said. It stepped up its diversification efforts in the 1980s, including the purchase of $100 million
in life insurance business in an acquisition of Dallas-based American General Insurance Co.

But in the 1990s, Blue Cross and Blue Shield shed many of those businesses, instead focusing on
a strategy of buying up other states’ Blue Cross and Blue Shield plans. That effort created WellPoint,
which now operates so-called Blues plans in 14 states.

WellPoint now has more customers than any other health insurance company. The company estimates
its market share at 25 percent or more in 10 states, including Indiana.

Building on relationships

Casey said those numerous relationships give WellPoint a head start on selling more specialty
products.

"That’s
a really very solid platform for us to build on. It’s still a relationship business. It’s easier to sell additional
product lines in that relationship than it is to start a new one," he said. "Of course," he added quickly,
"we’re looking to start as many new ones as we can."

John Gause, president of Apex Benefits Group Inc., a benefits brokerage in Indianapolis, said
WellPoint’s specialty push could be attractive to brokers and their employer clients.

But, he added, brokers also have relationships
with more traditional vision and dental insurers–such as Principal Financial Group or The Guardian Life
Insurance Company of America. Disrupting those relationships will be WellPoint’s challenge, he said.

"They’re going to have to work a little
bit harder to get the brokers to think of them first for those other lines of coverage," Gause said.

WellPoint does and will continue to offer discounts
to employers and individuals who buy a package of health and specialty products from WellPoint, Casey
said.

He also wants WellPoint
to be able to join together its administration of specialty and health products, so it could offer one
bill and one point of contact for claims and customer service. But the company still has to work to tie together the four
centers that administer WellPoint specialty products. They are strung out from Atlanta to Columbus, Ohio, to Colorado Springs,
Colo., to Camarillo, Calif.

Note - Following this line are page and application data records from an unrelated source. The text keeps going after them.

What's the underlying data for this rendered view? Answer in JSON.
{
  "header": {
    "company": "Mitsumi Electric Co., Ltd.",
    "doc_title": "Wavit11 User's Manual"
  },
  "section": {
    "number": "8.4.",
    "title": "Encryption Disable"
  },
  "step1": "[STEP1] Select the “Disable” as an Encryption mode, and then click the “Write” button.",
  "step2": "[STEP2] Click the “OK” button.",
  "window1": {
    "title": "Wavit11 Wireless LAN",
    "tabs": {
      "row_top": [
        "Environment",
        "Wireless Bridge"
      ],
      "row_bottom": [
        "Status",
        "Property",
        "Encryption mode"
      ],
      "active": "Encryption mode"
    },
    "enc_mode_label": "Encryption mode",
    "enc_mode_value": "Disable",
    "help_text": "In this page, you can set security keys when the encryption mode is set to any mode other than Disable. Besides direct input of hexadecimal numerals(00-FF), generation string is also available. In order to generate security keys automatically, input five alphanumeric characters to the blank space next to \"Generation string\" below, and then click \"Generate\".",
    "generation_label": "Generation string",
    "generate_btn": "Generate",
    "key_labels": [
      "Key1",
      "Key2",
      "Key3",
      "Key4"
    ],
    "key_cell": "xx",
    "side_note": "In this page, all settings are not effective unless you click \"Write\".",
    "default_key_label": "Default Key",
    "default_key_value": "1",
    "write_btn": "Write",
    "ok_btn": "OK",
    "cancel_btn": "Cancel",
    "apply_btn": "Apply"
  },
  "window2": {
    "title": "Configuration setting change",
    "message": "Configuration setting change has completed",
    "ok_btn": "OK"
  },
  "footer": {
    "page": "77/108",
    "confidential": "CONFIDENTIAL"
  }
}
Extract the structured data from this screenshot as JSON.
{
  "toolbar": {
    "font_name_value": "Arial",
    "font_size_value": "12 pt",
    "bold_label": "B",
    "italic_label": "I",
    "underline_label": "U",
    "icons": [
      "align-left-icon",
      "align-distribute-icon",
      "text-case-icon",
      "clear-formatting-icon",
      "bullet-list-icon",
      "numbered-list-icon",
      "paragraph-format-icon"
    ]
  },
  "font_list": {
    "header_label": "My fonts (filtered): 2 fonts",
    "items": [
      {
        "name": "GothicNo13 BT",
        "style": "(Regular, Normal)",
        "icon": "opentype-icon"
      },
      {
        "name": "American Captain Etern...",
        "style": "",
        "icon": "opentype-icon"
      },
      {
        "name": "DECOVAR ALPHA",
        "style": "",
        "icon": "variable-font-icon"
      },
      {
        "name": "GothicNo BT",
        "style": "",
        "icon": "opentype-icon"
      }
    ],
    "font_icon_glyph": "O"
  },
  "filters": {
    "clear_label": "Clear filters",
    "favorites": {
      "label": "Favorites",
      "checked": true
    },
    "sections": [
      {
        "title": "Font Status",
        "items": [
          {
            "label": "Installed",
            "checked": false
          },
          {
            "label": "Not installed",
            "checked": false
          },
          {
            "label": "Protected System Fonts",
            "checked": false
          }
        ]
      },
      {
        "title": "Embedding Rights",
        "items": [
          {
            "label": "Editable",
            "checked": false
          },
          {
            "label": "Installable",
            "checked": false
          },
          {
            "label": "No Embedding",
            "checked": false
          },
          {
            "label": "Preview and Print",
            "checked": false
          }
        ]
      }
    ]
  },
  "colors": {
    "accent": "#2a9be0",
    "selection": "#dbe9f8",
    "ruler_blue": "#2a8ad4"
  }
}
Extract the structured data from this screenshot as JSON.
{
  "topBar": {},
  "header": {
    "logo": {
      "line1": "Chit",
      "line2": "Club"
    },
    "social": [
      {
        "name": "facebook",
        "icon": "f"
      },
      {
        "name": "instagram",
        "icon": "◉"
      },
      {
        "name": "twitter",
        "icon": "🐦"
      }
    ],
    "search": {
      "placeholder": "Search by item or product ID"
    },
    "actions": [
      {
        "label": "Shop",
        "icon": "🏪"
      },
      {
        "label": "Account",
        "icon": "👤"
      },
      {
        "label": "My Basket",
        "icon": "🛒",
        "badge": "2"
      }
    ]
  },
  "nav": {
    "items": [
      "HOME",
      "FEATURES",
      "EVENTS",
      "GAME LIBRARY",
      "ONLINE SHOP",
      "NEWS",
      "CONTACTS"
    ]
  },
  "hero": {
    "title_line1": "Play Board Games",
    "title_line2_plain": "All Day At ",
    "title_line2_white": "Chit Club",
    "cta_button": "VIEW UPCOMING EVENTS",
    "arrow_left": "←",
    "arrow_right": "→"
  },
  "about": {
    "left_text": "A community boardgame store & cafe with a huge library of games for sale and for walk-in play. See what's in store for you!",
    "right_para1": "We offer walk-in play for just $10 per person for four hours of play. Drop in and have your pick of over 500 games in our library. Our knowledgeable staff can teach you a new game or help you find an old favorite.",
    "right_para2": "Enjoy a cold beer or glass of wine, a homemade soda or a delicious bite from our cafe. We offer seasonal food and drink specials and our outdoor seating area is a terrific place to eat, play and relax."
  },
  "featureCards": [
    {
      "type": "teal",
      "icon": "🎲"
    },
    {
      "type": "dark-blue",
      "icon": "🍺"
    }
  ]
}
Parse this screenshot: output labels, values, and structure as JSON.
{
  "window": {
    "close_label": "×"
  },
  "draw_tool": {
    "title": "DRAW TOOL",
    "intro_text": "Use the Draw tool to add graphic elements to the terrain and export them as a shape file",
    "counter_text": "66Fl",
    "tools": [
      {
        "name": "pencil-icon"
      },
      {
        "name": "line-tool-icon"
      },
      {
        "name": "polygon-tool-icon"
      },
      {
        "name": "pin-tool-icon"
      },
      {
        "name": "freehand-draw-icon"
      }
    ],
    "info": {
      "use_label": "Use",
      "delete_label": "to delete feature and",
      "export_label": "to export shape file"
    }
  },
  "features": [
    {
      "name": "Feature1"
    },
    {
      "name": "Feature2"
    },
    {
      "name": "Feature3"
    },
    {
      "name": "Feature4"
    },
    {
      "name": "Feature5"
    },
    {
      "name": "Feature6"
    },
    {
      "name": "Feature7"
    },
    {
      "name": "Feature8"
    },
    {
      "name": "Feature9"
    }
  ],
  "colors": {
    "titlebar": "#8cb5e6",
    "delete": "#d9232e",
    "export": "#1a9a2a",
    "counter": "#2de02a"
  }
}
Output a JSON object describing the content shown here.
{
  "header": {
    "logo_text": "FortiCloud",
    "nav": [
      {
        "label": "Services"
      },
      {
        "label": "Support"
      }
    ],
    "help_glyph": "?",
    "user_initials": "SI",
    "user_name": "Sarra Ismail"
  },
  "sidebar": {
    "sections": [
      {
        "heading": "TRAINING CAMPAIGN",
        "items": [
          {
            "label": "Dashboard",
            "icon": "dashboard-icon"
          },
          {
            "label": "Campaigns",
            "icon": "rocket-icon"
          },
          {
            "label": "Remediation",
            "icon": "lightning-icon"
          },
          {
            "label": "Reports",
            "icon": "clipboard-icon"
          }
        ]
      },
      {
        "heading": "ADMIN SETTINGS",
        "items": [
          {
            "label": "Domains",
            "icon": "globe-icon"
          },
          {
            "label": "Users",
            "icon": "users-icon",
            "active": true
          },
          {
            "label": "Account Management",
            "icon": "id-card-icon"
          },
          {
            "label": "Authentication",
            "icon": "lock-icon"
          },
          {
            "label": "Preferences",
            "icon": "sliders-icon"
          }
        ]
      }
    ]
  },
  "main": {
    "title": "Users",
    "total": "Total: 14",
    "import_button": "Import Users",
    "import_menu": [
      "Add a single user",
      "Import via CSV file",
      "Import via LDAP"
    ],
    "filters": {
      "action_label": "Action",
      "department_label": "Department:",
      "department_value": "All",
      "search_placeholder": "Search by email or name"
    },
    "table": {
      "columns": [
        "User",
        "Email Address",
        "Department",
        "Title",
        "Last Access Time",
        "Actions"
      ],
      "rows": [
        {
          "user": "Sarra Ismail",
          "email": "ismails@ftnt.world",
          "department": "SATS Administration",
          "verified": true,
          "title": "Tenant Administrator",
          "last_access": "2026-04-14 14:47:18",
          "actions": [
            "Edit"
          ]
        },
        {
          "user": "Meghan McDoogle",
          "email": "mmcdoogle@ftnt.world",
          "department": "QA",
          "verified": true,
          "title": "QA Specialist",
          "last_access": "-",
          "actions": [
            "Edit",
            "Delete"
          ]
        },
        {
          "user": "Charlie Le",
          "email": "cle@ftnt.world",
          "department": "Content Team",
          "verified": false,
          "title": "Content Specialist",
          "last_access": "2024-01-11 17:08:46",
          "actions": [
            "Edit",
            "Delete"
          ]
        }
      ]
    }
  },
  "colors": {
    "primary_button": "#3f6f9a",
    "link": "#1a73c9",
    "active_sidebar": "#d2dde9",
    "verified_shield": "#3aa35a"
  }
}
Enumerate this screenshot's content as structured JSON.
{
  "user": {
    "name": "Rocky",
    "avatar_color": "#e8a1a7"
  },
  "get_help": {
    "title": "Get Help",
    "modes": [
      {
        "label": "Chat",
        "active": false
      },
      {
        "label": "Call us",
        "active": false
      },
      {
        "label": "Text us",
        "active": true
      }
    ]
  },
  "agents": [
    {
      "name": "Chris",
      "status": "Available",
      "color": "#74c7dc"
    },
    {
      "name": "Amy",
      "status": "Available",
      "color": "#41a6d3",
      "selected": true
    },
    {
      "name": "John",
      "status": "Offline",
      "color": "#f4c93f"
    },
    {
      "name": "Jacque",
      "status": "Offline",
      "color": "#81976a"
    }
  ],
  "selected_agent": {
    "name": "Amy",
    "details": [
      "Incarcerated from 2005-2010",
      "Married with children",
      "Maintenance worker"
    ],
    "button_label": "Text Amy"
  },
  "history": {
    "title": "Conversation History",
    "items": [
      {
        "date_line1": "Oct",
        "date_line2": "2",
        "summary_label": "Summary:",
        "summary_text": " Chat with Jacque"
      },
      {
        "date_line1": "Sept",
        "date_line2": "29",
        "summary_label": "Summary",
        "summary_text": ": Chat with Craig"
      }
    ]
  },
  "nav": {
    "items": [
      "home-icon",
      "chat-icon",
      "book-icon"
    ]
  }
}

As it promotes its specialty products more, WellPoint also is working to offer even more claims data for employers to use
to shape efforts to improve their workers’ health. For example, chronic diseases such as diabetes or heart disease can manifest
themselves most obviously as a problem in the eyes or mouth.

Casey said WellPoint hopes to launch a "Total Body" insurance product, which would include
health, vision and dental coverage, by 2010.

"There’s clearly a relationship between dental health and eye health and overall health,"
Casey said. "We’re in a position to aggregate that data."

Please enable JavaScript to view this content.

Story Continues Below

Editor's note: You can comment on IBJ stories by signing in to your IBJ account. If you have not registered, please sign up for a free account now. Please note our updated comment policy that will govern how comments are moderated.

{{ articles_remaining }}
Free {{ article_text }} Remaining
{{ articles_remaining }}
Free {{ article_text }} Remaining Article limit resets on
{{ count_down }}